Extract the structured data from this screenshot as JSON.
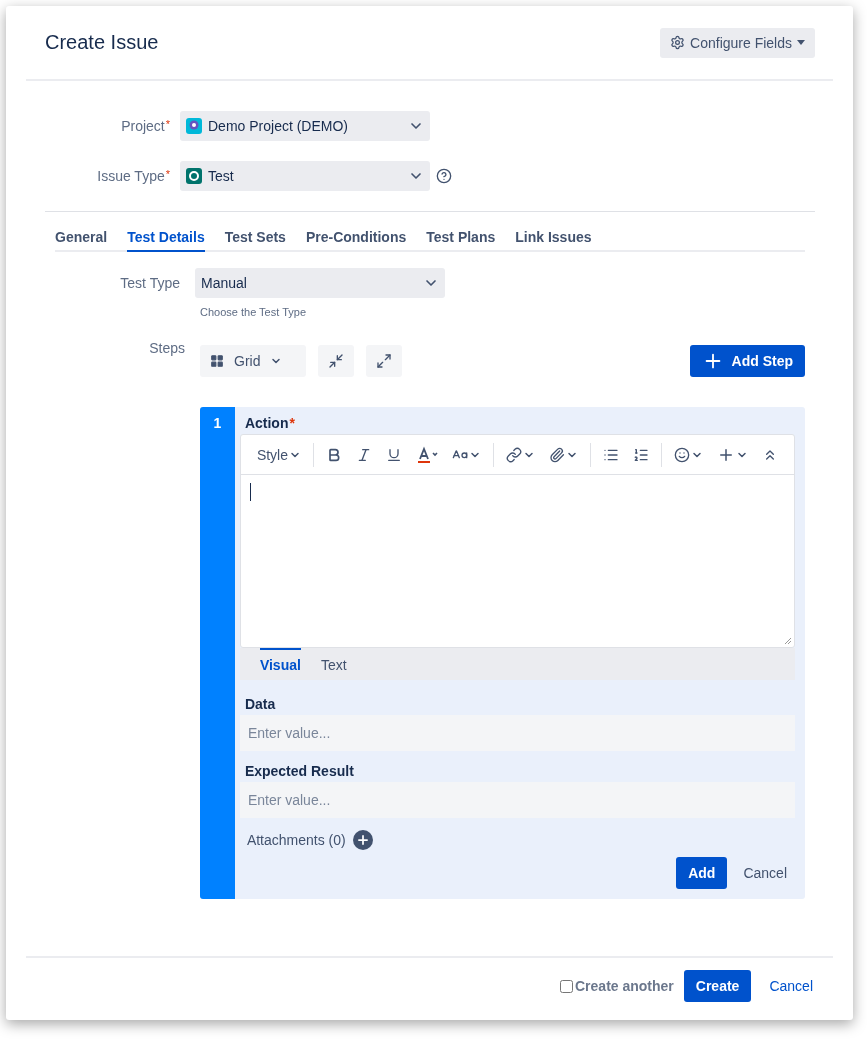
{
  "dialog": {
    "title": "Create Issue",
    "configure_button": "Configure Fields"
  },
  "fields": [
    {
      "label": "Project",
      "required_mark": "*",
      "value": "Demo Project (DEMO)",
      "kind": "project",
      "help": false
    },
    {
      "label": "Issue Type",
      "required_mark": "*",
      "value": "Test",
      "kind": "issuetype",
      "help": true
    }
  ],
  "tabs": [
    {
      "label": "General",
      "selected": false
    },
    {
      "label": "Test Details",
      "selected": true
    },
    {
      "label": "Test Sets",
      "selected": false
    },
    {
      "label": "Pre-Conditions",
      "selected": false
    },
    {
      "label": "Test Plans",
      "selected": false
    },
    {
      "label": "Link Issues",
      "selected": false
    }
  ],
  "test_type": {
    "label": "Test Type",
    "value": "Manual",
    "hint": "Choose the Test Type"
  },
  "steps": {
    "label": "Steps",
    "view": "Grid",
    "add_button": "Add Step",
    "step": {
      "number": "1",
      "action_label": "Action",
      "action_required_mark": "*",
      "style": "Style",
      "editor_tabs": [
        {
          "label": "Visual",
          "selected": true
        },
        {
          "label": "Text",
          "selected": false
        }
      ],
      "data": {
        "label": "Data",
        "placeholder": "Enter value..."
      },
      "expected": {
        "label": "Expected Result",
        "placeholder": "Enter value..."
      },
      "attachments": "Attachments (0)",
      "add": "Add",
      "cancel": "Cancel"
    }
  },
  "footer": {
    "create_another": {
      "label": "Create another",
      "checked": false
    },
    "create": "Create",
    "cancel": "Cancel"
  }
}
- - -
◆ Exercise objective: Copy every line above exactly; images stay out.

◆ Completed task:
Extract the structured data from this screenshot as JSON.
{
  "dialog": {
    "title": "Create Issue",
    "configure_button": "Configure Fields"
  },
  "fields": [
    {
      "label": "Project",
      "required_mark": "*",
      "value": "Demo Project (DEMO)",
      "kind": "project",
      "help": false
    },
    {
      "label": "Issue Type",
      "required_mark": "*",
      "value": "Test",
      "kind": "issuetype",
      "help": true
    }
  ],
  "tabs": [
    {
      "label": "General",
      "selected": false
    },
    {
      "label": "Test Details",
      "selected": true
    },
    {
      "label": "Test Sets",
      "selected": false
    },
    {
      "label": "Pre-Conditions",
      "selected": false
    },
    {
      "label": "Test Plans",
      "selected": false
    },
    {
      "label": "Link Issues",
      "selected": false
    }
  ],
  "test_type": {
    "label": "Test Type",
    "value": "Manual",
    "hint": "Choose the Test Type"
  },
  "steps": {
    "label": "Steps",
    "view": "Grid",
    "add_button": "Add Step",
    "step": {
      "number": "1",
      "action_label": "Action",
      "action_required_mark": "*",
      "style": "Style",
      "editor_tabs": [
        {
          "label": "Visual",
          "selected": true
        },
        {
          "label": "Text",
          "selected": false
        }
      ],
      "data": {
        "label": "Data",
        "placeholder": "Enter value..."
      },
      "expected": {
        "label": "Expected Result",
        "placeholder": "Enter value..."
      },
      "attachments": "Attachments (0)",
      "add": "Add",
      "cancel": "Cancel"
    }
  },
  "footer": {
    "create_another": {
      "label": "Create another",
      "checked": false
    },
    "create": "Create",
    "cancel": "Cancel"
  }
}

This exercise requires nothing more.